  • High security: Ideal for protecting critical internal systems and sensitive corporate information.
  • User accountability: Tracks individual access, reducing the risk of insider threats.
  • Scalability: Can be easily deployed across large organizations with centralized management of smart cards.

High-Security Environments (for sensitive and proprietary data):

  1. Password (Something You Know)
  2. Security Token (Something You Have)
  3. Facial Recognition (Something You Are)

Why this combination?

  • Password: Basic layer of security.
  • Security Token: Generates a unique OTP, requiring physical possession of the token.
  • Facial Recognition: Uses unique facial features for a strong biometric check.

Business Benefit

  • Maximum security: Suitable for environments where security is paramount, like data centers or executive access.
  • Defense in depth: Multiple layers of security ensure that breaching one factor doesn't compromise the system.
  • Compliance and trust: Demonstrates commitment to security best practices, building trust with clients and stakeholders.

Location-Based Access:

  1. Password (Something You Know)
  2. IP Address verification (Somewhere You Are)

Why this combination?

  • Password: Basic security measure.
  • IP Address Verification: Adds a geographical check to ensure the access is coming from an expected location.

Business Benefit

  • Contextual security: Enhances security by only allowing access from specific locations or networks.
  • Fraud prevention: Helps detect and prevent fraudulent access attempts from unusual locations.
  • Ease of implementation: Simple to set up with existing network infrastructure.

These combinations are intended to give you an idea how to rethink security measures you’ve deployed.
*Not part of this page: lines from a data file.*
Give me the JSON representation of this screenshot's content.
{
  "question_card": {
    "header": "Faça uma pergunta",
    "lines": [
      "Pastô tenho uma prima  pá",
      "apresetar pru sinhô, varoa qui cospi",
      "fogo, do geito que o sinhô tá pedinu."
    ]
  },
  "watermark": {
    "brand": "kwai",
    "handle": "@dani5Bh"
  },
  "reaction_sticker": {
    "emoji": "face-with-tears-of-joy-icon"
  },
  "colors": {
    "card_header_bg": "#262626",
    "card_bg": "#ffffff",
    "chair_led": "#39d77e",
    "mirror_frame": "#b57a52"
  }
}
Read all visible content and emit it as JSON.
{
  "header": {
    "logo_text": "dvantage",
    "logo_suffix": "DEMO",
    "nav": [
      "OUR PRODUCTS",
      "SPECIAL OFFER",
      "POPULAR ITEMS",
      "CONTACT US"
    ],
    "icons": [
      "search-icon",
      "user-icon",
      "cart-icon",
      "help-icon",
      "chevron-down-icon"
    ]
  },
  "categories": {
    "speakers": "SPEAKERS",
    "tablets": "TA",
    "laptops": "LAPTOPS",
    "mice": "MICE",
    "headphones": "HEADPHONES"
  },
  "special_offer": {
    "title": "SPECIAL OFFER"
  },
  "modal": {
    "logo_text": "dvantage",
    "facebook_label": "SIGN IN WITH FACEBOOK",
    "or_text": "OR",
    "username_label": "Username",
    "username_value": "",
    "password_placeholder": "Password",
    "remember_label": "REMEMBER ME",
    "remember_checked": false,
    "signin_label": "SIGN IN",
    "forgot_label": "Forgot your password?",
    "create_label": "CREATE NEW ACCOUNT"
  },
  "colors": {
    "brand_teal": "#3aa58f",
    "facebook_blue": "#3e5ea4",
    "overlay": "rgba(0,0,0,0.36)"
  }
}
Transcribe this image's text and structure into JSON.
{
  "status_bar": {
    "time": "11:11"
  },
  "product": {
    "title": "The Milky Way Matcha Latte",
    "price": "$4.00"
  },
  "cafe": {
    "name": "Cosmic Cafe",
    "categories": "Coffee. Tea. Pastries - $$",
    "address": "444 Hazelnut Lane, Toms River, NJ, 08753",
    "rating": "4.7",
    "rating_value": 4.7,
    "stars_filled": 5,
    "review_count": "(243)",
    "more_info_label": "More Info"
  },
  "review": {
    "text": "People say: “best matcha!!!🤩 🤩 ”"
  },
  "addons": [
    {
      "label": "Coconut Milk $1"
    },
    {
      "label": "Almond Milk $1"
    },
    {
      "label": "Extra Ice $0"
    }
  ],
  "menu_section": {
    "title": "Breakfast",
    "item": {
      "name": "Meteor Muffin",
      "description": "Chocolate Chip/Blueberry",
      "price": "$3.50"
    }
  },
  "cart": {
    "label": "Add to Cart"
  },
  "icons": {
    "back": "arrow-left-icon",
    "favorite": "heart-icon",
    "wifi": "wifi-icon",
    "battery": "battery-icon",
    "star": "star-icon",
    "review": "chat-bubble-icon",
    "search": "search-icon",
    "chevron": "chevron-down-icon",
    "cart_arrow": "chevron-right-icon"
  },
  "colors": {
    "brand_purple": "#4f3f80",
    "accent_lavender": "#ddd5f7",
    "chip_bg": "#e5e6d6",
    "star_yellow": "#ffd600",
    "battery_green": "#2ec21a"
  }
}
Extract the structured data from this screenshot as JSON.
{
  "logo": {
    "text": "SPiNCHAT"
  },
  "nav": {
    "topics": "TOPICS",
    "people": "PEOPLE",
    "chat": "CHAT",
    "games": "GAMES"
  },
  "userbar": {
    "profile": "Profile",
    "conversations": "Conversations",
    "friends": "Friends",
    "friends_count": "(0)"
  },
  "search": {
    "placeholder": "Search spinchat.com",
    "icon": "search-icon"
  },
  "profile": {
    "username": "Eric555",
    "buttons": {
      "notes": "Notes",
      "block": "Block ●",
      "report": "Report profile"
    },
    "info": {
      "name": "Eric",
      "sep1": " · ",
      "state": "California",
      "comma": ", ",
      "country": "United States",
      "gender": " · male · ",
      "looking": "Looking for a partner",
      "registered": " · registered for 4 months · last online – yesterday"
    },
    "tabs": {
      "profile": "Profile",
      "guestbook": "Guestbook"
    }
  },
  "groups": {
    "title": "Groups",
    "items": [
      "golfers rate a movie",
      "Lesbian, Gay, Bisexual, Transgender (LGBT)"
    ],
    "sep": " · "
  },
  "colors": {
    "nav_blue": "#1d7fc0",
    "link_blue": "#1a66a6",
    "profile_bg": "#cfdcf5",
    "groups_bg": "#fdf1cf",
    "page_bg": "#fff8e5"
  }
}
They can be combined with your existing infrastructure in place to ensure optimal security.


Multifactor authentication can help businesses significantly cut down on data breaches and cybersecurity incidents. The best investment you can make to bolster your security posture is by investing in methods like MFA, suplemented by user awareness training and education. Gamified cybersecurity awareness training can be a great way to get stakeholder buy-in for new security measures like MFA.